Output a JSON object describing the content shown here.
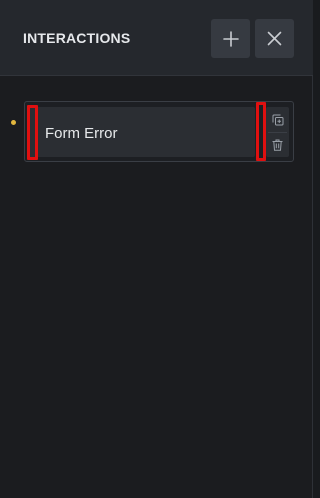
{
  "header": {
    "title": "INTERACTIONS",
    "add_icon": "plus-icon",
    "close_icon": "close-icon"
  },
  "interactions": [
    {
      "label": "Form Error",
      "status_color": "#e2b63e",
      "actions": [
        "duplicate-icon",
        "trash-icon"
      ]
    }
  ],
  "colors": {
    "accent_dot": "#e2b63e",
    "highlight": "#e01010",
    "panel_bg": "#1b1c1f",
    "header_bg": "#25282d"
  }
}
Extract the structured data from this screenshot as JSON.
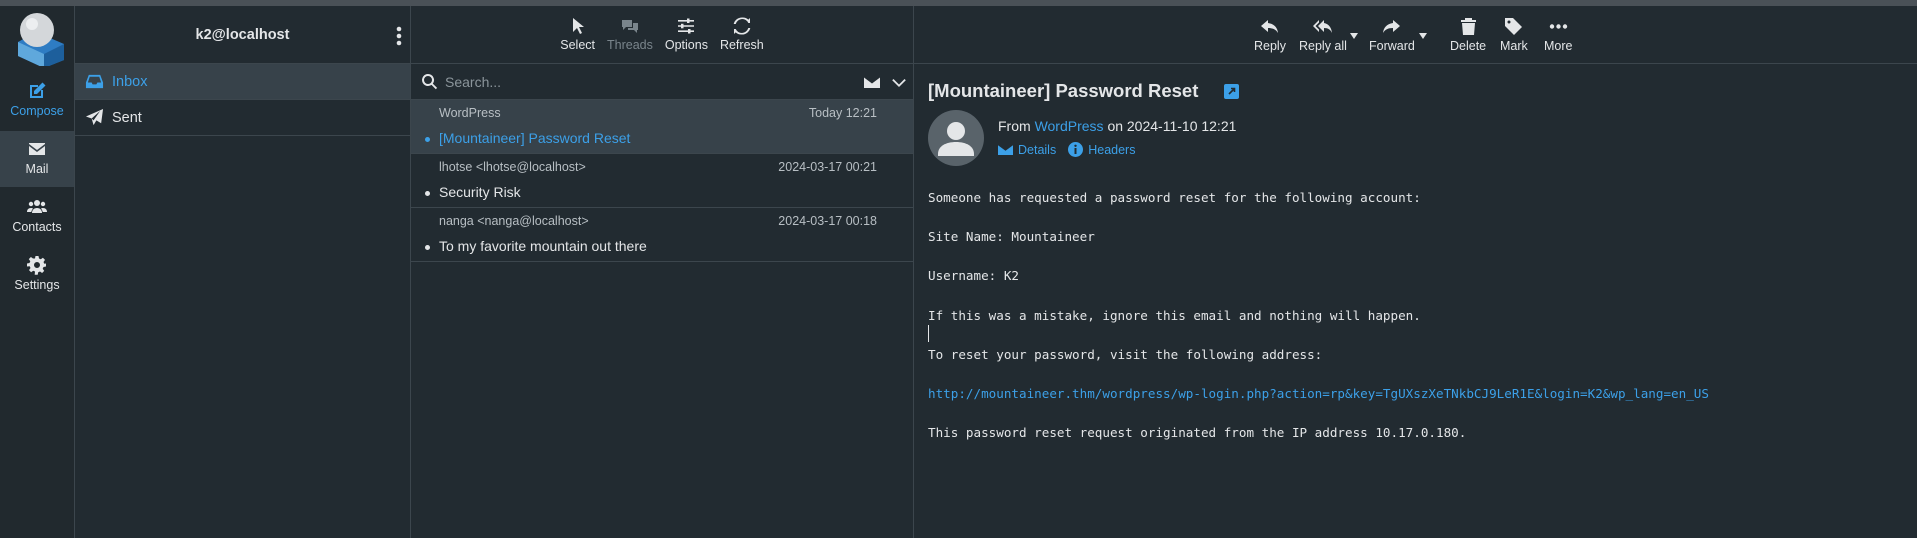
{
  "taskmenu": {
    "items": [
      {
        "label": "Compose",
        "icon": "compose-icon"
      },
      {
        "label": "Mail",
        "icon": "mail-icon"
      },
      {
        "label": "Contacts",
        "icon": "contacts-icon"
      },
      {
        "label": "Settings",
        "icon": "settings-icon"
      }
    ]
  },
  "folders": {
    "header": "k2@localhost",
    "items": [
      {
        "label": "Inbox",
        "icon": "inbox-icon"
      },
      {
        "label": "Sent",
        "icon": "sent-icon"
      }
    ]
  },
  "list_toolbar": {
    "select": "Select",
    "threads": "Threads",
    "options": "Options",
    "refresh": "Refresh"
  },
  "search": {
    "placeholder": "Search..."
  },
  "messages": [
    {
      "from": "WordPress",
      "date": "Today 12:21",
      "subject": "[Mountaineer] Password Reset"
    },
    {
      "from": "lhotse <lhotse@localhost>",
      "date": "2024-03-17 00:21",
      "subject": "Security Risk"
    },
    {
      "from": "nanga <nanga@localhost>",
      "date": "2024-03-17 00:18",
      "subject": "To my favorite mountain out there"
    }
  ],
  "view_toolbar": {
    "reply": "Reply",
    "reply_all": "Reply all",
    "forward": "Forward",
    "delete": "Delete",
    "mark": "Mark",
    "more": "More"
  },
  "message": {
    "subject": "[Mountaineer] Password Reset",
    "from_prefix": "From",
    "from_name": "WordPress",
    "from_on": "on 2024-11-10 12:21",
    "details": "Details",
    "headers": "Headers",
    "body": [
      "Someone has requested a password reset for the following account:",
      "Site Name: Mountaineer",
      "Username: K2",
      "If this was a mistake, ignore this email and nothing will happen.",
      "To reset your password, visit the following address:",
      "This password reset request originated from the IP address 10.17.0.180."
    ],
    "reset_url": "http://mountaineer.thm/wordpress/wp-login.php?action=rp&key=TgUXszXeTNkbCJ9LeR1E&login=K2&wp_lang=en_US"
  },
  "colors": {
    "accent": "#3ca0e8",
    "background": "#222b31",
    "selected": "#37424a"
  }
}
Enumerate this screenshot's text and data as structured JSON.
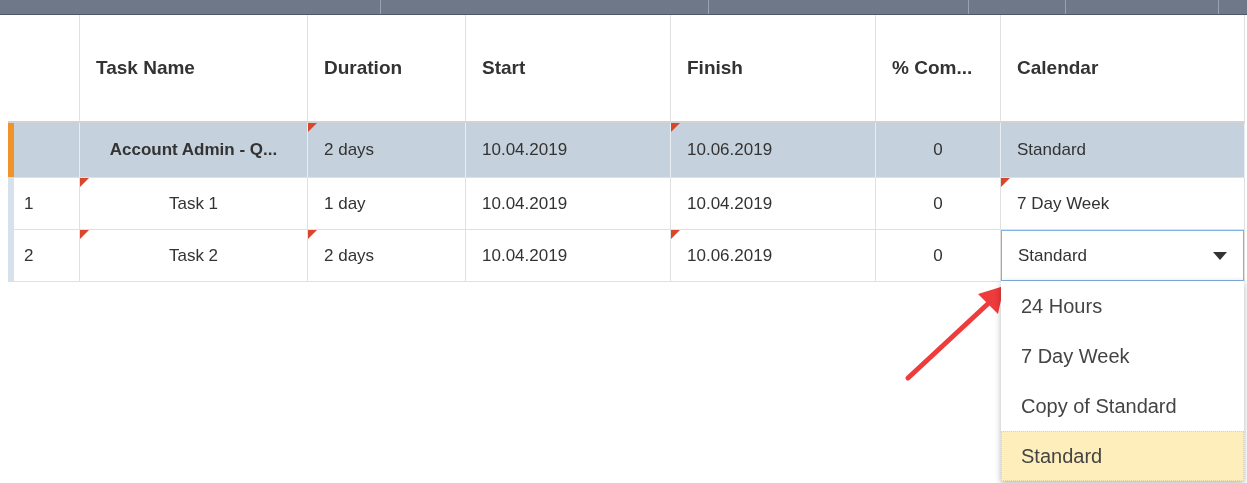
{
  "table": {
    "columns": [
      {
        "label": "Task Name"
      },
      {
        "label": "Duration"
      },
      {
        "label": "Start"
      },
      {
        "label": "Finish"
      },
      {
        "label": "% Com..."
      },
      {
        "label": "Calendar"
      }
    ],
    "rows": [
      {
        "summary": true,
        "number": "",
        "cells": [
          {
            "text": "Account Admin - Q...",
            "flagged": false,
            "kind": "text"
          },
          {
            "text": "2 days",
            "flagged": true,
            "kind": "text"
          },
          {
            "text": "10.04.2019",
            "flagged": false,
            "kind": "text"
          },
          {
            "text": "10.06.2019",
            "flagged": true,
            "kind": "text"
          },
          {
            "text": "0",
            "flagged": false,
            "kind": "text"
          },
          {
            "text": "Standard",
            "flagged": false,
            "kind": "text"
          }
        ]
      },
      {
        "summary": false,
        "number": "1",
        "cells": [
          {
            "text": "Task 1",
            "flagged": true,
            "kind": "text"
          },
          {
            "text": "1 day",
            "flagged": false,
            "kind": "text"
          },
          {
            "text": "10.04.2019",
            "flagged": false,
            "kind": "text"
          },
          {
            "text": "10.04.2019",
            "flagged": false,
            "kind": "text"
          },
          {
            "text": "0",
            "flagged": false,
            "kind": "text"
          },
          {
            "text": "7 Day Week",
            "flagged": true,
            "kind": "text"
          }
        ]
      },
      {
        "summary": false,
        "number": "2",
        "cells": [
          {
            "text": "Task 2",
            "flagged": true,
            "kind": "text"
          },
          {
            "text": "2 days",
            "flagged": true,
            "kind": "text"
          },
          {
            "text": "10.04.2019",
            "flagged": false,
            "kind": "text"
          },
          {
            "text": "10.06.2019",
            "flagged": true,
            "kind": "text"
          },
          {
            "text": "0",
            "flagged": false,
            "kind": "text"
          },
          {
            "text": "Standard",
            "flagged": false,
            "kind": "dropdown"
          }
        ]
      }
    ]
  },
  "dropdown": {
    "options": [
      {
        "label": "24 Hours",
        "selected": false
      },
      {
        "label": "7 Day Week",
        "selected": false
      },
      {
        "label": "Copy of Standard",
        "selected": false
      },
      {
        "label": "Standard",
        "selected": true
      }
    ]
  }
}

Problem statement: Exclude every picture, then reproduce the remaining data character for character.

Answer:
Output a JSON object describing the content shown here.
{
  "header": {
    "title": "INTERACTIONS",
    "add_icon": "plus-icon",
    "close_icon": "close-icon"
  },
  "interactions": [
    {
      "label": "Form Error",
      "status_color": "#e2b63e",
      "actions": [
        "duplicate-icon",
        "trash-icon"
      ]
    }
  ],
  "colors": {
    "accent_dot": "#e2b63e",
    "highlight": "#e01010",
    "panel_bg": "#1b1c1f",
    "header_bg": "#25282d"
  }
}
Extract the structured data from this screenshot as JSON.
{
  "taskmenu": {
    "items": [
      {
        "label": "Compose",
        "icon": "compose-icon"
      },
      {
        "label": "Mail",
        "icon": "mail-icon"
      },
      {
        "label": "Contacts",
        "icon": "contacts-icon"
      },
      {
        "label": "Settings",
        "icon": "settings-icon"
      }
    ]
  },
  "folders": {
    "header": "k2@localhost",
    "items": [
      {
        "label": "Inbox",
        "icon": "inbox-icon"
      },
      {
        "label": "Sent",
        "icon": "sent-icon"
      }
    ]
  },
  "list_toolbar": {
    "select": "Select",
    "threads": "Threads",
    "options": "Options",
    "refresh": "Refresh"
  },
  "search": {
    "placeholder": "Search..."
  },
  "messages": [
    {
      "from": "WordPress",
      "date": "Today 12:21",
      "subject": "[Mountaineer] Password Reset"
    },
    {
      "from": "lhotse <lhotse@localhost>",
      "date": "2024-03-17 00:21",
      "subject": "Security Risk"
    },
    {
      "from": "nanga <nanga@localhost>",
      "date": "2024-03-17 00:18",
      "subject": "To my favorite mountain out there"
    }
  ],
  "view_toolbar": {
    "reply": "Reply",
    "reply_all": "Reply all",
    "forward": "Forward",
    "delete": "Delete",
    "mark": "Mark",
    "more": "More"
  },
  "message": {
    "subject": "[Mountaineer] Password Reset",
    "from_prefix": "From",
    "from_name": "WordPress",
    "from_on": "on 2024-11-10 12:21",
    "details": "Details",
    "headers": "Headers",
    "body": [
      "Someone has requested a password reset for the following account:",
      "Site Name: Mountaineer",
      "Username: K2",
      "If this was a mistake, ignore this email and nothing will happen.",
      "To reset your password, visit the following address:",
      "This password reset request originated from the IP address 10.17.0.180."
    ],
    "reset_url": "http://mountaineer.thm/wordpress/wp-login.php?action=rp&key=TgUXszXeTNkbCJ9LeR1E&login=K2&wp_lang=en_US"
  },
  "colors": {
    "accent": "#3ca0e8",
    "background": "#222b31",
    "selected": "#37424a"
  }
}
Enumerate this screenshot's text and data as structured JSON.
{
  "table": {
    "columns": [
      {
        "label": "Task Name"
      },
      {
        "label": "Duration"
      },
      {
        "label": "Start"
      },
      {
        "label": "Finish"
      },
      {
        "label": "% Com..."
      },
      {
        "label": "Calendar"
      }
    ],
    "rows": [
      {
        "summary": true,
        "number": "",
        "cells": [
          {
            "text": "Account Admin - Q...",
            "flagged": false,
            "kind": "text"
          },
          {
            "text": "2 days",
            "flagged": true,
            "kind": "text"
          },
          {
            "text": "10.04.2019",
            "flagged": false,
            "kind": "text"
          },
          {
            "text": "10.06.2019",
            "flagged": true,
            "kind": "text"
          },
          {
            "text": "0",
            "flagged": false,
            "kind": "text"
          },
          {
            "text": "Standard",
            "flagged": false,
            "kind": "text"
          }
        ]
      },
      {
        "summary": false,
        "number": "1",
        "cells": [
          {
            "text": "Task 1",
            "flagged": true,
            "kind": "text"
          },
          {
            "text": "1 day",
            "flagged": false,
            "kind": "text"
          },
          {
            "text": "10.04.2019",
            "flagged": false,
            "kind": "text"
          },
          {
            "text": "10.04.2019",
            "flagged": false,
            "kind": "text"
          },
          {
            "text": "0",
            "flagged": false,
            "kind": "text"
          },
          {
            "text": "7 Day Week",
            "flagged": true,
            "kind": "text"
          }
        ]
      },
      {
        "summary": false,
        "number": "2",
        "cells": [
          {
            "text": "Task 2",
            "flagged": true,
            "kind": "text"
          },
          {
            "text": "2 days",
            "flagged": true,
            "kind": "text"
          },
          {
            "text": "10.04.2019",
            "flagged": false,
            "kind": "text"
          },
          {
            "text": "10.06.2019",
            "flagged": true,
            "kind": "text"
          },
          {
            "text": "0",
            "flagged": false,
            "kind": "text"
          },
          {
            "text": "Standard",
            "flagged": false,
            "kind": "dropdown"
          }
        ]
      }
    ]
  },
  "dropdown": {
    "options": [
      {
        "label": "24 Hours",
        "selected": false
      },
      {
        "label": "7 Day Week",
        "selected": false
      },
      {
        "label": "Copy of Standard",
        "selected": false
      },
      {
        "label": "Standard",
        "selected": true
      }
    ]
  }
}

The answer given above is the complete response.